And put in a good word, you ol’ sod.

Go ahead, the cat adds, grab the gun—

Hey, fill my food dish before you’re done.

So I fill the cat’s dish and go backstage

Plug in a shell and grab the 12-gauge—

[Tape abruptly ends]

Of cats and the dead

I don’t get out much anymore. I stay inside with the cat. I myself am turning into a cat. I eat like the cat — cold salmon on a small plate; I sleep like the cat — frequently, and in various chairs. There is one major difference between us — she can’t type, therefore wastes no time at it.

The cat looks out the Miami Beach window at the blinding white sky. Pelicans fly in formation — nature’s own squadron, one bird taking the lead, ten others fanned out behind him. Here’s another difference between the cat and I — I know that far-away objects are bigger than they appear; the cat thinks the pelicans are about the size of budgerigars.

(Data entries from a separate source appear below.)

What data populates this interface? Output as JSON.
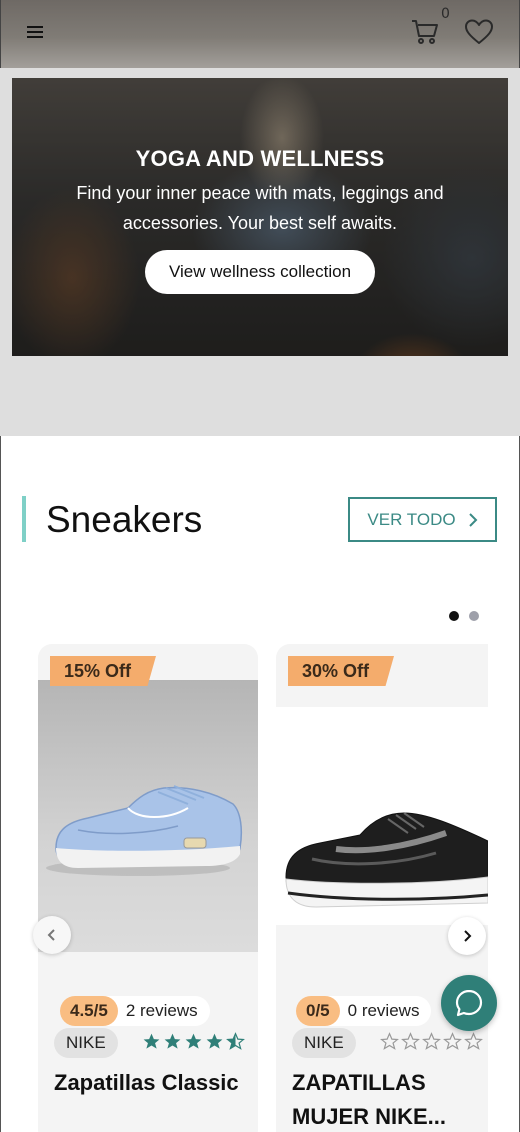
{
  "header": {
    "menu_icon": "hamburger-menu-icon",
    "cart_icon": "cart-icon",
    "cart_count": "0",
    "wishlist_icon": "heart-icon"
  },
  "hero": {
    "title": "YOGA AND WELLNESS",
    "subtitle": "Find your inner peace with mats, leggings and accessories. Your best self awaits.",
    "cta_label": "View wellness collection"
  },
  "section": {
    "title": "Sneakers",
    "see_all_label": "VER TODO",
    "accent_color": "#7fd0c7",
    "button_color": "#3b8a85"
  },
  "carousel": {
    "pages": 2,
    "active_page": 1
  },
  "products": [
    {
      "discount": "15% Off",
      "rating": "4.5/5",
      "reviews": "2 reviews",
      "brand": "NIKE",
      "stars": 4.5,
      "name": "Zapatillas Classic"
    },
    {
      "discount": "30% Off",
      "rating": "0/5",
      "reviews": "0 reviews",
      "brand": "NIKE",
      "stars": 0,
      "name": "ZAPATILLAS MUJER NIKE..."
    }
  ],
  "colors": {
    "discount_badge": "#f4ac6c",
    "star": "#2f7f78",
    "chat_button": "#2f7f78"
  },
  "chat_icon": "chat-bubble-icon"
}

I’m running out of time if I intend to write my magnum opus, that one book that will justify my lousy life. The age-old question is: Where to begin? Don’t give me that “at the beginning” routine. I hate stories that start: My earliest memory is when I was four, standing on the running board of my father’s old Ford, blah blah blah.

One should start at the end, if one only knew the end. Well, the end is death, of course, but we need to know the circumstances, the morbid details, the cause, the how and the why and the where — and most chillingly, the when.

If we all knew when, we’d live our lives a lot differently. Either that or we’d blow our brains out now and be done with it. A lot of people hate waiting. They’re impatient. And they especially hate waiting for a corned beef on rye with too much pain on it; or waiting for a lousy bowl of oblivion. The hell with it.

I know a lot of dead people. I don’t call them anymore. I used to dial A for Afterlife. Never an answer. Talking into a dead phone. I dialed O for Oblivion. Busy signal. Lines all tied up.

I shared this fact with the cat. She listened intently but I knew she wasn’t interested. She was thinking of a crunchy pelican the size of a budgerigar.